Whether or not it’s an armoured Assault-specific call-in or a production unit has to be paralleled by the Tiger. Both are heavily armoured monsters, but Iosif Stalin uses a 122 mm gun with a slower rate of fire, and has both a third standard machine gun in the rear of the turret and a DShK on the roof.
If we make the Tiger a production unit, then this is the Reward Unit for campaign completion. Probably on Hard. Because it’s a design revealed on the Allied Victory parade in September 1945 with the same huge gun, but thick, ridiculously sloped and extremely durable armour. It’s tough enough to cause the King Tiger to rely on flanking tactics.
Combined Offensive Call-in. An IS-2-based 152 mm heavy assault gun, comes with a roof-mounted HMG. The gun is a monster, which can fire either an arced HE round, or a direct and extremely lethal HEAT shell that caused the ISU-152 to see widespread anti-tank use.
Armoured Assault Call-in, one at a time. Red Army armour commanders preferred to use more comfortable lend-leased or captured tanks as their command vehicles – and the Sherman provides a real commanding view, and has the offensive capability of a T-34-76. Has a passive buff aura and the Maintain Command Range ability.
Company Commander Call-in. A rocket launcher rack on the chassis of a six-wheel Studebaker truck. Very devastating, but very fragile.
Platforms for airstrikes, and description of airstrikes. And before you demand reconnaissance, beware that the Soviet Air Force takes requests in written form and don’t allow direct pilot-to-ground contact.
A heavily armoured dedicated ground-attack fighter. Any run consists of saturating an area with 7.62 mm bullet, 23 mm autocannon shells, and 8 anti-tank rockets. Trying to put AA into the area won’t stop the “Betonflugzeug“.
A more costly but potent Soviet equivalent to the Ju-87 Stuka.

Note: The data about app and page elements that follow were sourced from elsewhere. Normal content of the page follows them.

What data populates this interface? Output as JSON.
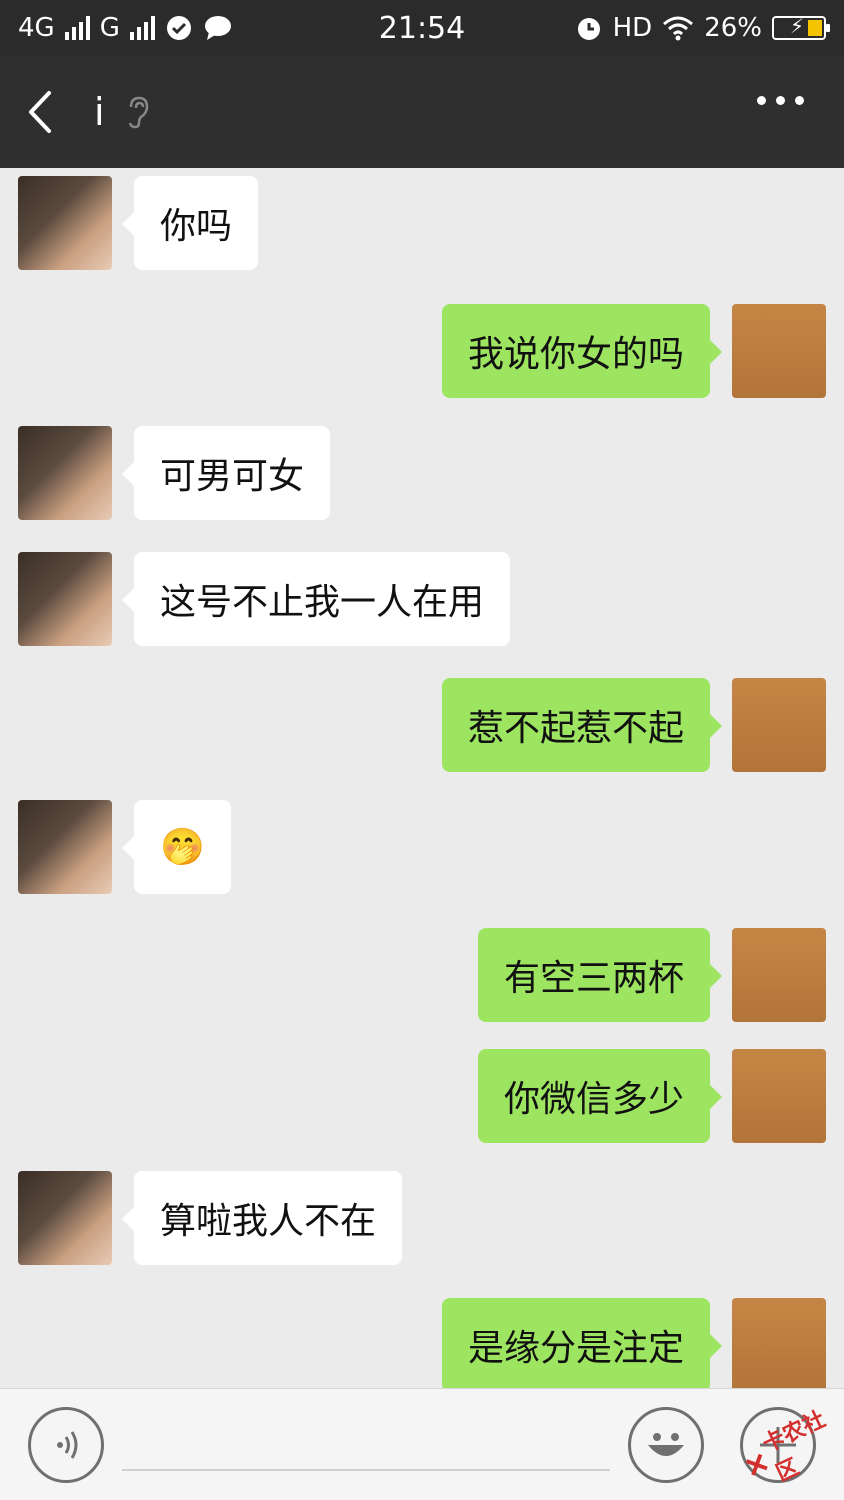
{
  "status_bar": {
    "network_left": "4G",
    "network_right": "G",
    "time": "21:54",
    "hd": "HD",
    "battery": "26%"
  },
  "header": {
    "back_icon": "chevron-left-icon",
    "title": "i",
    "ear_icon": "ear-icon",
    "more_icon": "more-dots-icon"
  },
  "messages": [
    {
      "side": "left",
      "text": "你吗"
    },
    {
      "side": "right",
      "text": "我说你女的吗"
    },
    {
      "side": "left",
      "text": "可男可女"
    },
    {
      "side": "left",
      "text": "这号不止我一人在用"
    },
    {
      "side": "right",
      "text": "惹不起惹不起"
    },
    {
      "side": "left",
      "text": "🤭"
    },
    {
      "side": "right",
      "text": "有空三两杯"
    },
    {
      "side": "right",
      "text": "你微信多少"
    },
    {
      "side": "left",
      "text": "算啦我人不在"
    },
    {
      "side": "right",
      "text": "是缘分是注定"
    }
  ],
  "input_bar": {
    "voice_icon": "voice-icon",
    "emoji_icon": "emoji-icon",
    "plus_icon": "plus-icon",
    "input_value": ""
  },
  "watermark": {
    "text": "卡农社区"
  },
  "colors": {
    "status_bg": "#2b2b2b",
    "header_bg": "#2f2f2f",
    "chat_bg": "#ebebeb",
    "bubble_self": "#9de461",
    "bubble_other": "#ffffff"
  }
}
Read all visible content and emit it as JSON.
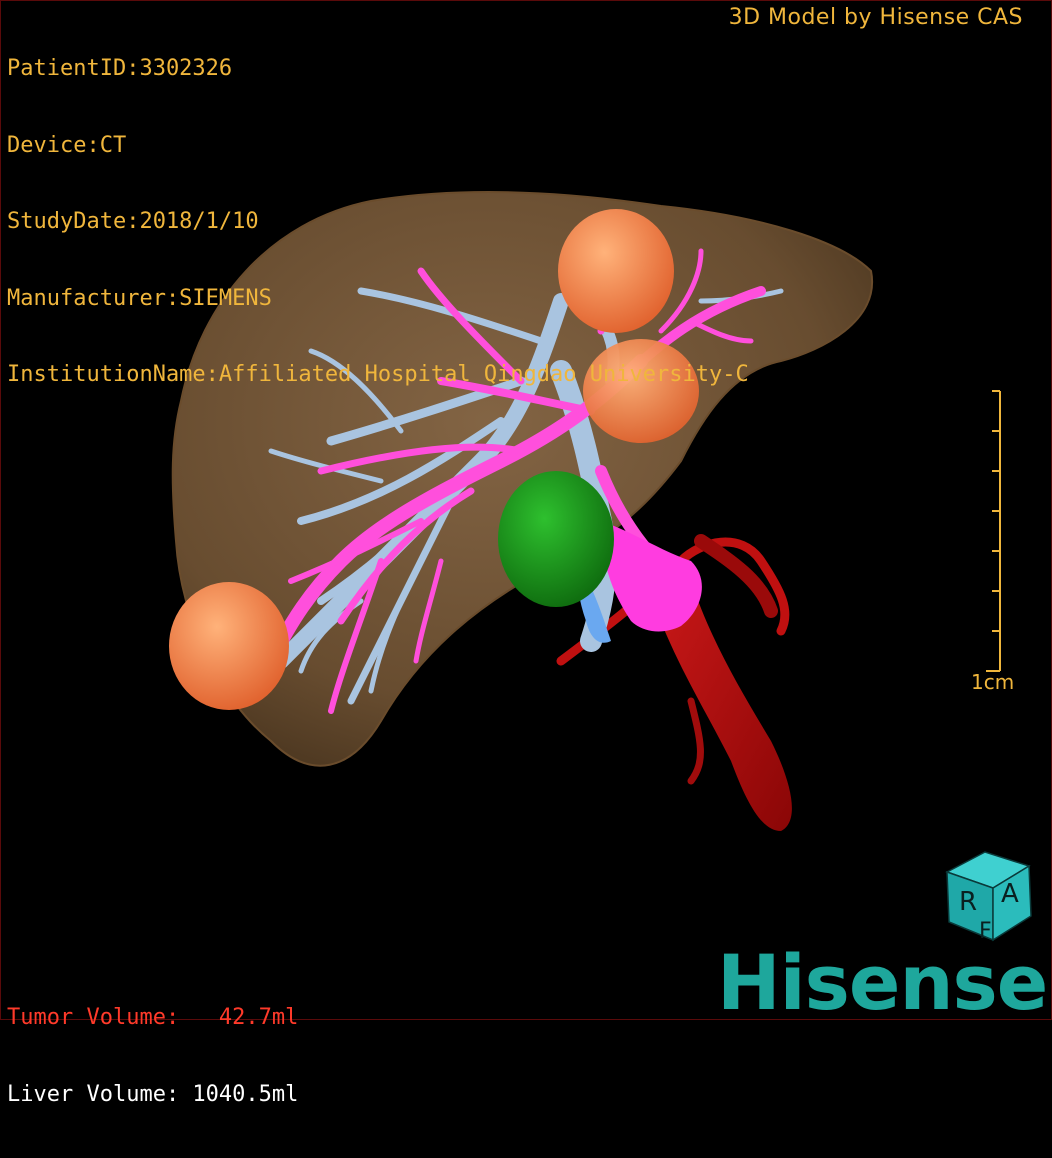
{
  "dicom_info": {
    "patient_id": "PatientID:3302326",
    "device": "Device:CT",
    "study_date": "StudyDate:2018/1/10",
    "manufacturer": "Manufacturer:SIEMENS",
    "institution": "InstitutionName:Affiliated Hospital Qingdao University-C"
  },
  "credit": "3D Model by Hisense CAS",
  "volumes": {
    "tumor": "Tumor Volume:   42.7ml",
    "liver": "Liver Volume: 1040.5ml"
  },
  "scale": {
    "label": "1cm"
  },
  "orientation_cube": {
    "labels": [
      "R",
      "A",
      "F"
    ]
  },
  "brand": "Hisense",
  "colors": {
    "overlay_text": "#f0b63c",
    "tumor_text": "#ff3a2a",
    "liver_surface": "#8a6a45",
    "portal_vein": "#ff4fdc",
    "hepatic_vein": "#a9c4e0",
    "artery": "#b00e0e",
    "tumor": "#f57f4a",
    "gallbladder_tumor": "#1f9e1f",
    "brand": "#1ea79c"
  }
}
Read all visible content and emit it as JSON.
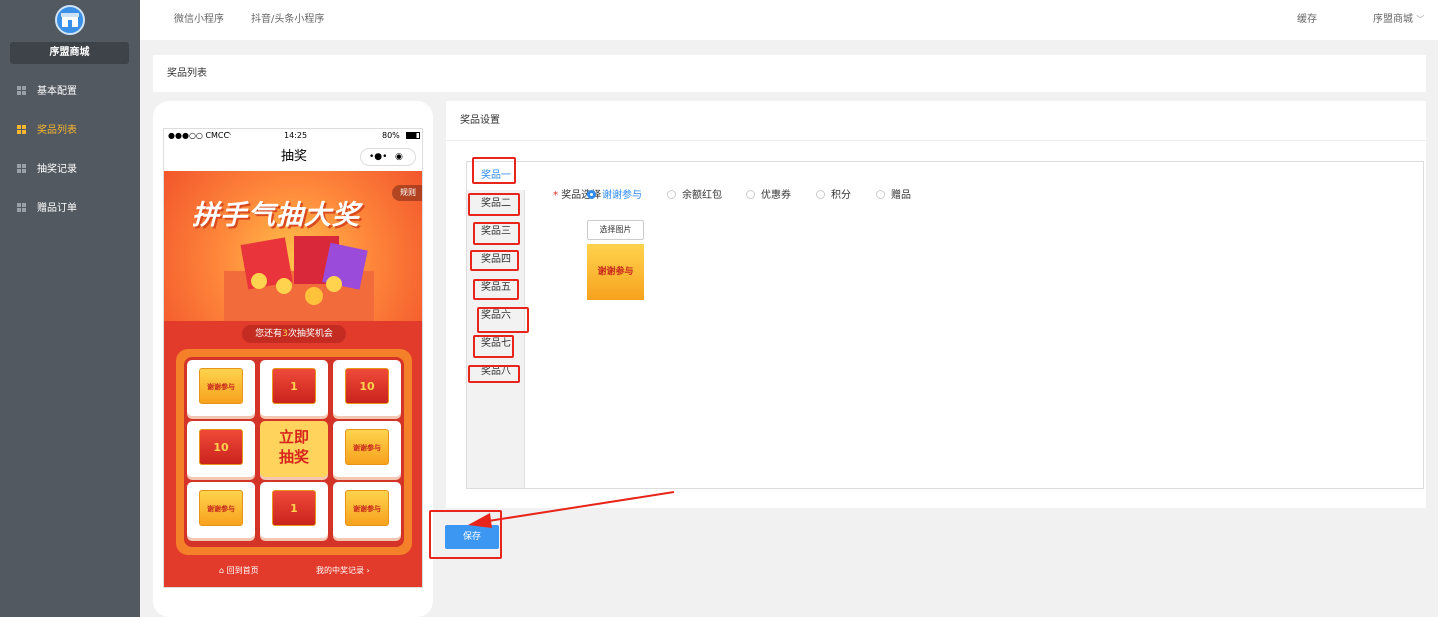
{
  "sidebar": {
    "shop_name": "序盟商城",
    "items": [
      {
        "label": "基本配置",
        "active": false
      },
      {
        "label": "奖品列表",
        "active": true
      },
      {
        "label": "抽奖记录",
        "active": false
      },
      {
        "label": "赠品订单",
        "active": false
      }
    ]
  },
  "topbar": {
    "tabs": [
      "微信小程序",
      "抖音/头条小程序"
    ],
    "cache_label": "缓存",
    "shop_selector": "序盟商城"
  },
  "breadcrumb": "奖品列表",
  "phone": {
    "carrier": "●●●○○ CMCC",
    "time": "14:25",
    "battery": "80%",
    "title": "抽奖",
    "capsule_more": "•●•",
    "capsule_close": "◉",
    "banner_title": "拼手气抽大奖",
    "rule_label": "规则",
    "chances_prefix": "您还有",
    "chances_count": "3",
    "chances_suffix": "次抽奖机会",
    "draw_button": "立即抽奖",
    "cells": [
      "谢谢参与",
      "1",
      "10",
      "10",
      "谢谢参与",
      "谢谢参与",
      "1",
      "谢谢参与"
    ],
    "home_link": "回到首页",
    "records_link": "我的中奖记录"
  },
  "prize_settings": {
    "heading": "奖品设置",
    "tabs": [
      "奖品一",
      "奖品二",
      "奖品三",
      "奖品四",
      "奖品五",
      "奖品六",
      "奖品七",
      "奖品八"
    ],
    "active_tab": "奖品一",
    "field_label": "奖品选择",
    "options": [
      "谢谢参与",
      "余额红包",
      "优惠券",
      "积分",
      "赠品"
    ],
    "selected_option": "谢谢参与",
    "pick_image_button": "选择图片",
    "image_text": "谢谢参与"
  },
  "save_button": "保存",
  "colors": {
    "sidebar_bg": "#535961",
    "active_nav": "#f7b731",
    "primary_blue": "#3b97f2",
    "annotation_red": "#e8251a"
  }
}
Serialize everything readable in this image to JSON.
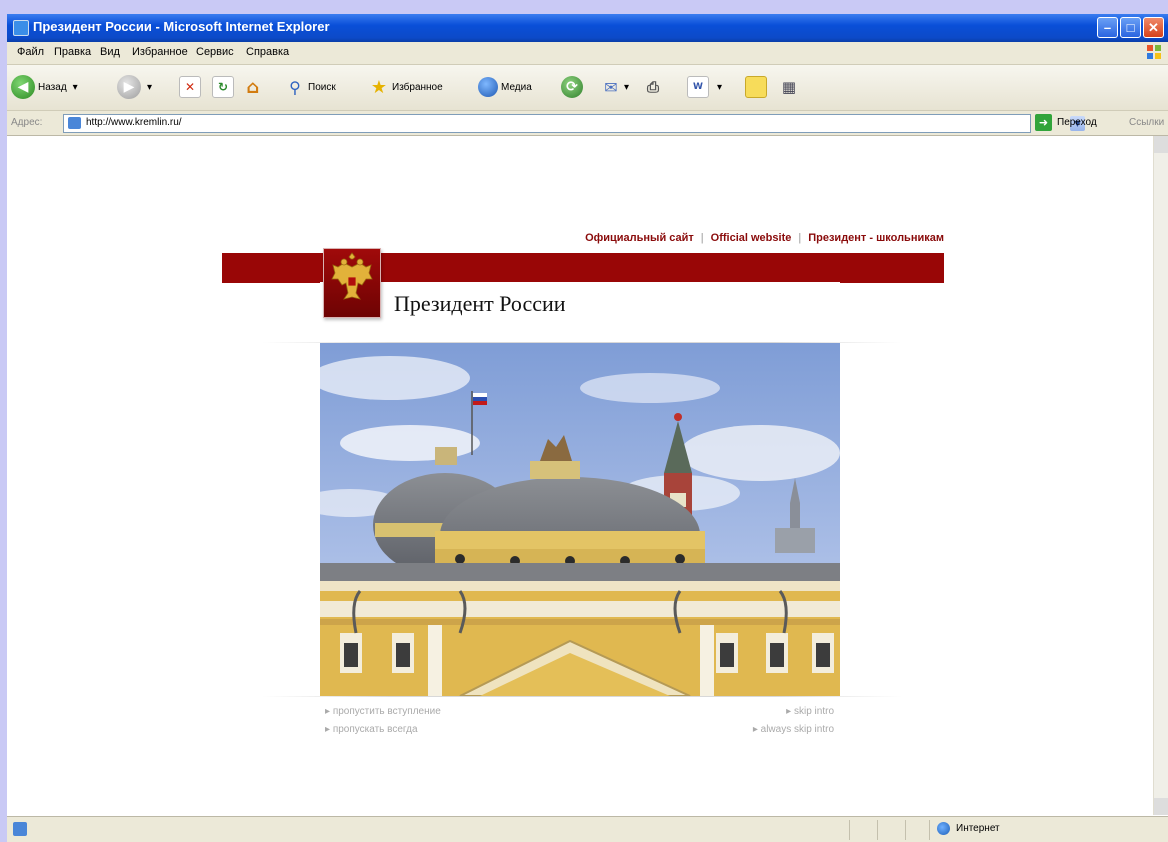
{
  "window": {
    "title": "Президент России - Microsoft Internet Explorer"
  },
  "menu": [
    "Файл",
    "Правка",
    "Вид",
    "Избранное",
    "Сервис",
    "Справка"
  ],
  "toolbar": {
    "back_label": "Назад",
    "search_label": "Поиск",
    "favorites_label": "Избранное",
    "media_label": "Медиа"
  },
  "address": {
    "label": "Адрес:",
    "url": "http://www.kremlin.ru/",
    "go_label": "Переход",
    "links_label": "Ссылки"
  },
  "page": {
    "top_links": [
      "Официальный сайт",
      "Official website",
      "Президент - школьникам"
    ],
    "site_title": "Президент России",
    "skip_intro_ru": "пропустить вступление",
    "always_skip_ru": "пропускать всегда",
    "skip_intro_en": "skip intro",
    "always_skip_en": "always skip intro"
  },
  "status": {
    "zone": "Интернет"
  },
  "colors": {
    "brand_red": "#990606",
    "link_red": "#8a0b0b"
  }
}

The two are similar in their mode of attack – they’re dive bombers so they can deliver a single precise strike and don’t fear AA on the way in, but once they begin the attack run the target is easily identified – but Pe-2 is a fast, twin-engine craft. A Stuka can drop one 250 kg bomb and annihilate the annoying machine gun nest; a “peshka” can drop four FAB-250s or even two 250’s and two 500’s, and so cause terrible, terrible damage to a base production structure.